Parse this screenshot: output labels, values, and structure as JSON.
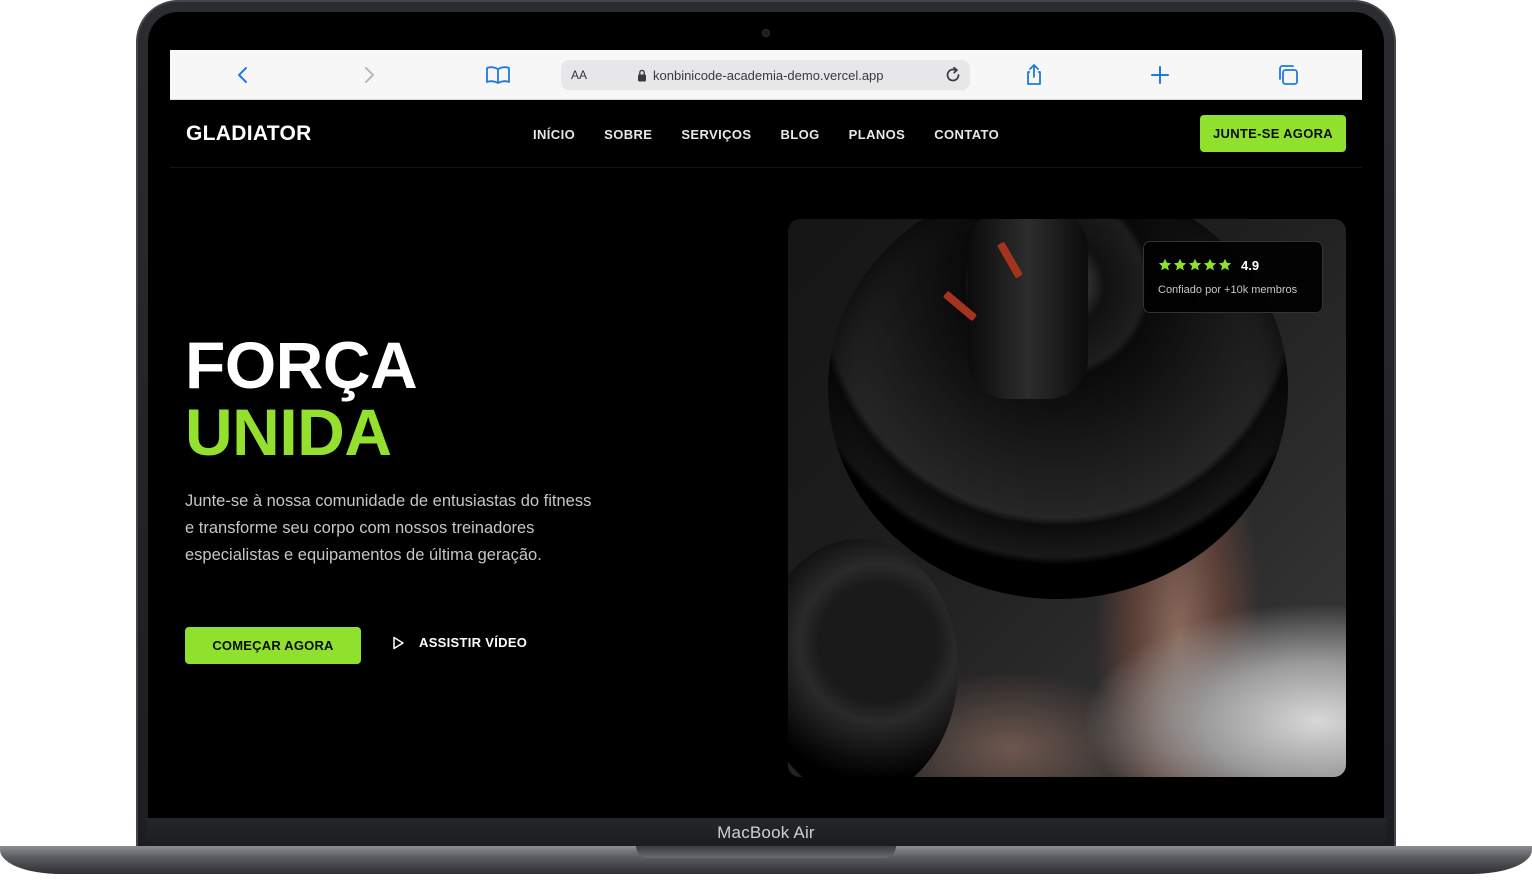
{
  "device": {
    "label": "MacBook Air"
  },
  "browser": {
    "text_size_label": "AA",
    "url": "konbinicode-academia-demo.vercel.app"
  },
  "site": {
    "brand": "GLADIATOR",
    "nav": [
      "INÍCIO",
      "SOBRE",
      "SERVIÇOS",
      "BLOG",
      "PLANOS",
      "CONTATO"
    ],
    "join_button": "JUNTE-SE AGORA"
  },
  "hero": {
    "title_line1": "FORÇA",
    "title_line2": "UNIDA",
    "description": "Junte-se à nossa comunidade de entusiastas do fitness e transforme seu corpo com nossos treinadores especialistas e equipamentos de última geração.",
    "primary_cta": "COMEÇAR AGORA",
    "secondary_cta": "ASSISTIR VÍDEO"
  },
  "rating": {
    "stars": 5,
    "value": "4.9",
    "subtitle": "Confiado por +10k membros"
  },
  "colors": {
    "accent": "#8fe12d",
    "background": "#000000",
    "browser_accent": "#1f7ae0"
  },
  "icons": [
    "back-icon",
    "forward-icon",
    "book-icon",
    "lock-icon",
    "reload-icon",
    "share-icon",
    "plus-icon",
    "tabs-icon",
    "play-icon",
    "star-icon"
  ]
}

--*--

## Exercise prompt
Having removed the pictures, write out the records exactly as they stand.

## Task output
Parse this screenshot: output labels, values, and structure as JSON.
{
  "device": {
    "label": "MacBook Air"
  },
  "browser": {
    "text_size_label": "AA",
    "url": "konbinicode-academia-demo.vercel.app"
  },
  "site": {
    "brand": "GLADIATOR",
    "nav": [
      "INÍCIO",
      "SOBRE",
      "SERVIÇOS",
      "BLOG",
      "PLANOS",
      "CONTATO"
    ],
    "join_button": "JUNTE-SE AGORA"
  },
  "hero": {
    "title_line1": "FORÇA",
    "title_line2": "UNIDA",
    "description": "Junte-se à nossa comunidade de entusiastas do fitness e transforme seu corpo com nossos treinadores especialistas e equipamentos de última geração.",
    "primary_cta": "COMEÇAR AGORA",
    "secondary_cta": "ASSISTIR VÍDEO"
  },
  "rating": {
    "stars": 5,
    "value": "4.9",
    "subtitle": "Confiado por +10k membros"
  },
  "colors": {
    "accent": "#8fe12d",
    "background": "#000000",
    "browser_accent": "#1f7ae0"
  },
  "icons": [
    "back-icon",
    "forward-icon",
    "book-icon",
    "lock-icon",
    "reload-icon",
    "share-icon",
    "plus-icon",
    "tabs-icon",
    "play-icon",
    "star-icon"
  ]
}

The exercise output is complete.